From 1996 until this October, the Northeaster Dairy compact robbed consumers of an estimated $400 million in higher prices. Although cartel supporters argue that subsidies protect small producers from larger counterparts, empirical studies have demonstrated time and again that compact premiums - the difference between market and cartel price - are always passed on to consumers.

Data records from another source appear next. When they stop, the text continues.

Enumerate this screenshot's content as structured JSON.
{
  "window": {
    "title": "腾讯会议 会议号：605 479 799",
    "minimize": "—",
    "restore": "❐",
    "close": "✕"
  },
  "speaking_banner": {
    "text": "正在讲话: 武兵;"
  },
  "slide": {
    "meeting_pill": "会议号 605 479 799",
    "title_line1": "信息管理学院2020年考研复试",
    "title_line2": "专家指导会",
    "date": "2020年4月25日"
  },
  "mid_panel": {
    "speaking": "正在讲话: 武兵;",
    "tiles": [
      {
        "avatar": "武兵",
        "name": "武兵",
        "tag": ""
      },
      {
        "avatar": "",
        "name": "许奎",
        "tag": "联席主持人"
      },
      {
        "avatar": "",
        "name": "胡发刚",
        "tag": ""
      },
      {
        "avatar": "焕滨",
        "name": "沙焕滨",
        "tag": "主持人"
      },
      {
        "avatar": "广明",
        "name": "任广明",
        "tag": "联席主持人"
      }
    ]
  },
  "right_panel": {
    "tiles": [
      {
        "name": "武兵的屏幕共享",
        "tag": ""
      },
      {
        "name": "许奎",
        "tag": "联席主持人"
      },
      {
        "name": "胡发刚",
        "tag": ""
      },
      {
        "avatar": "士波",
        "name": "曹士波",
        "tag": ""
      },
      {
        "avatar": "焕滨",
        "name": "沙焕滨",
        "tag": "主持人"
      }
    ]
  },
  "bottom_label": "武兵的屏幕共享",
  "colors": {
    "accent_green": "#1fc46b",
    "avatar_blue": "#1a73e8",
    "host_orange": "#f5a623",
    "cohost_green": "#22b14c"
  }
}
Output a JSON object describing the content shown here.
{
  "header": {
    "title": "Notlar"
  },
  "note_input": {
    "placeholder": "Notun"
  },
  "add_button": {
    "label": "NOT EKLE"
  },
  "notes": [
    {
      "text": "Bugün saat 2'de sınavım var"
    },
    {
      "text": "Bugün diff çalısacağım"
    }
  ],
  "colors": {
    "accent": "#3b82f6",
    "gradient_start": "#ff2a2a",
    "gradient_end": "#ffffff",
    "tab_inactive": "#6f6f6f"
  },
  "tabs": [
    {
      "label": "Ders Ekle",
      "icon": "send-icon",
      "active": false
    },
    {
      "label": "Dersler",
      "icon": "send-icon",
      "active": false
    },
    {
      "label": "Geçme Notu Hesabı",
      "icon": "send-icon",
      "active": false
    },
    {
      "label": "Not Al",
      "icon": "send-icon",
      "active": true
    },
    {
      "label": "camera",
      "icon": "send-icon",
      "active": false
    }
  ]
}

Given past experience, the Leahy national milk cartel would likely raise the price of a gallon by 26 cents - a full 10 percent above today's price. This would not only transfer wealth from the producers of products that use milk as an input - cheese, yogurt, ice cream - to small dairy farmers, but would also restrict the ability of the large dairy farms to offer volume discounts to these same producers. But even more distressing is the way this tax on milk consumption would hit those in lower income brackets. Milk is found in nearly every refrigerator in America; no item for sale could be considered any less of a luxury. Yet, the interests of these consumers are ignored, in favor of dairy farmers.
While many in Congress are quick to attack the trade practices of OPEC and foreign steel manufacturers, too often the subsidies and restraints on trade that really harm consumers are devised by our own government. Hopefully Leahy's attempt to establish an OPEC for dairy farmers will be soundly defeated, but if it his plan proves too tempting for Congress to resist, consumers might find solace in the fact that a different organization has their interests in mind, even if it is a horribly inefficient international bureaucracy.